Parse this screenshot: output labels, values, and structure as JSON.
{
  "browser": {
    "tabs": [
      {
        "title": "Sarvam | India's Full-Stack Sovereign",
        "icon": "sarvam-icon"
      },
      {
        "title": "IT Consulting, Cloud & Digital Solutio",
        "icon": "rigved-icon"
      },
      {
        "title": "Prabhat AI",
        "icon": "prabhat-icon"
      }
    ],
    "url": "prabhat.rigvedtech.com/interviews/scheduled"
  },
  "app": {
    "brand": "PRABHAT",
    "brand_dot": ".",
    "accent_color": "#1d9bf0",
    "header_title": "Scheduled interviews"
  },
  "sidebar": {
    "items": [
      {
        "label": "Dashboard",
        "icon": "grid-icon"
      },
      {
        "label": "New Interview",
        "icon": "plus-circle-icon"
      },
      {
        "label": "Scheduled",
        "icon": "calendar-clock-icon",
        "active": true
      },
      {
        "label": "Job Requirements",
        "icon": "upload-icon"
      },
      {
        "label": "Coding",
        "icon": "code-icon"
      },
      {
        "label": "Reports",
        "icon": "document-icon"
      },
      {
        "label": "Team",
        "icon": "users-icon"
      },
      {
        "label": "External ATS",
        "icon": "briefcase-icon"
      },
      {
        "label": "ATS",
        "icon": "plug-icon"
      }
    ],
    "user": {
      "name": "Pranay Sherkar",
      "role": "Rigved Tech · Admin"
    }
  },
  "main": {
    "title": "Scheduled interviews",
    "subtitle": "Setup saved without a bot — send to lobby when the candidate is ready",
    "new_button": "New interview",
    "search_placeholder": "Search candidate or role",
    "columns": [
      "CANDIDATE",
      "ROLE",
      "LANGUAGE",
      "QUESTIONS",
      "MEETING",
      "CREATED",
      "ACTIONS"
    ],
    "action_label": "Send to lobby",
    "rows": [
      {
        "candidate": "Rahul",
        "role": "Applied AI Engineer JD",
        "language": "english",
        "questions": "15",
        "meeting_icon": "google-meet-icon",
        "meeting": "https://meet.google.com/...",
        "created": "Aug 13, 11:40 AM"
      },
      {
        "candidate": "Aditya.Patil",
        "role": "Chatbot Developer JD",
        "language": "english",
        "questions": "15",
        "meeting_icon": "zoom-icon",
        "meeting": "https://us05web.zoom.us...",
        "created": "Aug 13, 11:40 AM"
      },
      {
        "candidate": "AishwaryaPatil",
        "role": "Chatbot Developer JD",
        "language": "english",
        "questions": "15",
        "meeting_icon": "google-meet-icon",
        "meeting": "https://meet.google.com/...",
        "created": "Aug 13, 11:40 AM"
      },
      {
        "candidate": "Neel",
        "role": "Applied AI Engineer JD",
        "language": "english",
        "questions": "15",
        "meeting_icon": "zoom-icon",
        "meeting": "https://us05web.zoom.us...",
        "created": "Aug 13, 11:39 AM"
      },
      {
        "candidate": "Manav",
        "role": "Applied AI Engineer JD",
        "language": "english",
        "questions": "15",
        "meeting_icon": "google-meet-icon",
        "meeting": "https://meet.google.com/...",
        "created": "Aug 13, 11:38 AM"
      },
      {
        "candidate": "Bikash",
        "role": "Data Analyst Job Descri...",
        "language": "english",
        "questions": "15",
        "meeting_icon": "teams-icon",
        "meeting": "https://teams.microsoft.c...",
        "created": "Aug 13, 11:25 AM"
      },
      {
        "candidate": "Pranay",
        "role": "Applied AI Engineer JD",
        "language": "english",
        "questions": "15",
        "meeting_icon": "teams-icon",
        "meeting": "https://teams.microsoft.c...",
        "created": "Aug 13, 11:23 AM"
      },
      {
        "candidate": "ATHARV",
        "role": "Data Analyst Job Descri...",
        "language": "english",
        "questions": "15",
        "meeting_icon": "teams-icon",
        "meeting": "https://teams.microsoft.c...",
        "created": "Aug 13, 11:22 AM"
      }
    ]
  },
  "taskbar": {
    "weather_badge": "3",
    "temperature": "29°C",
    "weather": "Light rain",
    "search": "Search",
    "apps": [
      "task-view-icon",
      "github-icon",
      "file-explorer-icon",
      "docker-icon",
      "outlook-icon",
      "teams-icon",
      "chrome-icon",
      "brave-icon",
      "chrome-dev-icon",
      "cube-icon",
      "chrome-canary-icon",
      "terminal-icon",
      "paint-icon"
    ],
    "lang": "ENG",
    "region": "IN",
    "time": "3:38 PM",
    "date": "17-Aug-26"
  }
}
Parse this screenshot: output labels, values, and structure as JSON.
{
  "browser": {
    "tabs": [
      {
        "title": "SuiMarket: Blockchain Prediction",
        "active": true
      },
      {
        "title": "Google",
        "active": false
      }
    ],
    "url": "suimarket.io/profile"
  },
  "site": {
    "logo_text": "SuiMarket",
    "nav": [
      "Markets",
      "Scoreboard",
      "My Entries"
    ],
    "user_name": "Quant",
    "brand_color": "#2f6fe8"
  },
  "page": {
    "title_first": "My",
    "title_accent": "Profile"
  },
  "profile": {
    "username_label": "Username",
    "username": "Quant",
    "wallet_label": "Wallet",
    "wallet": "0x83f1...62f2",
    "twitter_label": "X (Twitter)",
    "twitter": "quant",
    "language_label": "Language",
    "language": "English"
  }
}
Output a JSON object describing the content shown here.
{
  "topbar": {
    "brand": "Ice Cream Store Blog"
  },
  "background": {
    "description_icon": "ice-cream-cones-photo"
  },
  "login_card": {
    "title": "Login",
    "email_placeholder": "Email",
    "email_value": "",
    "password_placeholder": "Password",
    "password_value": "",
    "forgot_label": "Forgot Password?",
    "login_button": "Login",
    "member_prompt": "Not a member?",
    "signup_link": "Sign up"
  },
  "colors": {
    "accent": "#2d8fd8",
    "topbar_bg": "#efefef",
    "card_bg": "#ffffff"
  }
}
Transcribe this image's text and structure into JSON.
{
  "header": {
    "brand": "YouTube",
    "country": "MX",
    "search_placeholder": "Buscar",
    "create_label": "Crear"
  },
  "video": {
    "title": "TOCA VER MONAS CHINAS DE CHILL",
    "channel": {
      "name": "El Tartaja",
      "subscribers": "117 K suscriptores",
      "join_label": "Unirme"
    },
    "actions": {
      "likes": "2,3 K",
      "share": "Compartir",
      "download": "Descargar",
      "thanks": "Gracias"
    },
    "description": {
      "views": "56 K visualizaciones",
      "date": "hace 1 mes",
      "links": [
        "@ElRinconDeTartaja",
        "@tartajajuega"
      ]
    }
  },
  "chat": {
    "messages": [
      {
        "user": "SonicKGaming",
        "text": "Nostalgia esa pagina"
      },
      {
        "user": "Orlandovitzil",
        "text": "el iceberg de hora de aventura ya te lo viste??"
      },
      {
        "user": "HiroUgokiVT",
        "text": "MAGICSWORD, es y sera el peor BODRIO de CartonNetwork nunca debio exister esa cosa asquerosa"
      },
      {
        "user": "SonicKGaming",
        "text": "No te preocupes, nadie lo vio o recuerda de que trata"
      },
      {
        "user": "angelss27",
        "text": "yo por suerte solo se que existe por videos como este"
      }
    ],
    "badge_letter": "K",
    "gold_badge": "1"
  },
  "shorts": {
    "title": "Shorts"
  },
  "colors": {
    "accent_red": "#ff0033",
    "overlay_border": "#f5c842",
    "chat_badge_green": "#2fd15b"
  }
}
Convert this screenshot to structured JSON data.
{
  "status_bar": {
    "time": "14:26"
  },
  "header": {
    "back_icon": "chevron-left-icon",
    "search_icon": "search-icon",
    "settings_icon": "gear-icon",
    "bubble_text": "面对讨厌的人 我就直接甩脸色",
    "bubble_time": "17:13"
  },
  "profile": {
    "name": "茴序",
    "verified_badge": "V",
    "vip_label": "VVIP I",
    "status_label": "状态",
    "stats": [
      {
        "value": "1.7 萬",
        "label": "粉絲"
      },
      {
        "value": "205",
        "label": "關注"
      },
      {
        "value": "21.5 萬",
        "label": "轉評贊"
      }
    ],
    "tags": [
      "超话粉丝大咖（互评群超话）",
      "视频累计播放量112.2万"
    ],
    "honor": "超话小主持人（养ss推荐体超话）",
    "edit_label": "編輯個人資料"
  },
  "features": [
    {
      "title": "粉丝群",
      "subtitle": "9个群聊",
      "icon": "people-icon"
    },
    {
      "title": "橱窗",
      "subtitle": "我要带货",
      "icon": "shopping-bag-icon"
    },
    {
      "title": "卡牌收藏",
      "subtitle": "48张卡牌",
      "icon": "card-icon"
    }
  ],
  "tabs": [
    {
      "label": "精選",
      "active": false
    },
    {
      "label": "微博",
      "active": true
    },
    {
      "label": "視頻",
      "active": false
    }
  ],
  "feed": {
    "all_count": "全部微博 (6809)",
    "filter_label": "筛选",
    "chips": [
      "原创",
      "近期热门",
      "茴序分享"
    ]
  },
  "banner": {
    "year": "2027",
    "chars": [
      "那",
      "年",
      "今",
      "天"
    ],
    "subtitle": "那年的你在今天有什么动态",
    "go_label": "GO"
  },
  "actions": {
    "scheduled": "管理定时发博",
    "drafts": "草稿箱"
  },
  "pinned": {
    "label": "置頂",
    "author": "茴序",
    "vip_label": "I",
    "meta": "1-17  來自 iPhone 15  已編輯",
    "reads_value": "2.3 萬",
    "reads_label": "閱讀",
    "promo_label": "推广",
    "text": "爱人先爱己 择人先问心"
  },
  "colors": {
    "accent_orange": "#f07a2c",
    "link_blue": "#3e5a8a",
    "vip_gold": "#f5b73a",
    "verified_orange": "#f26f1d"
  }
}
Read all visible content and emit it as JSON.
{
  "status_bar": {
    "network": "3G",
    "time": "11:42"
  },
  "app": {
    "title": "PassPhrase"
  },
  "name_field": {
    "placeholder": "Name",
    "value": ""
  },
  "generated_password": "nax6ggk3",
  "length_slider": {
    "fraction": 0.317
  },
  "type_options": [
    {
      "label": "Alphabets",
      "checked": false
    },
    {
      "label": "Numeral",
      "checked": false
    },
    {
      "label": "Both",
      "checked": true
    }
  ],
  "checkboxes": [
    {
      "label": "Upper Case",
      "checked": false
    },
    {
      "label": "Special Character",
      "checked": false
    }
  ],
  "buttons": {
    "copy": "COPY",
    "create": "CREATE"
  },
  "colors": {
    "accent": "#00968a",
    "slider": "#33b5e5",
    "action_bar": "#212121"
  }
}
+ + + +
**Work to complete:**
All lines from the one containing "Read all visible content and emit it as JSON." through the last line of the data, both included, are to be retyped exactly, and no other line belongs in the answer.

**Written solution:**
Read all visible content and emit it as JSON.
{
  "status_bar": {
    "network": "3G",
    "time": "11:42"
  },
  "app": {
    "title": "PassPhrase"
  },
  "name_field": {
    "placeholder": "Name",
    "value": ""
  },
  "generated_password": "nax6ggk3",
  "length_slider": {
    "fraction": 0.317
  },
  "type_options": [
    {
      "label": "Alphabets",
      "checked": false
    },
    {
      "label": "Numeral",
      "checked": false
    },
    {
      "label": "Both",
      "checked": true
    }
  ],
  "checkboxes": [
    {
      "label": "Upper Case",
      "checked": false
    },
    {
      "label": "Special Character",
      "checked": false
    }
  ],
  "buttons": {
    "copy": "COPY",
    "create": "CREATE"
  },
  "colors": {
    "accent": "#00968a",
    "slider": "#33b5e5",
    "action_bar": "#212121"
  }
}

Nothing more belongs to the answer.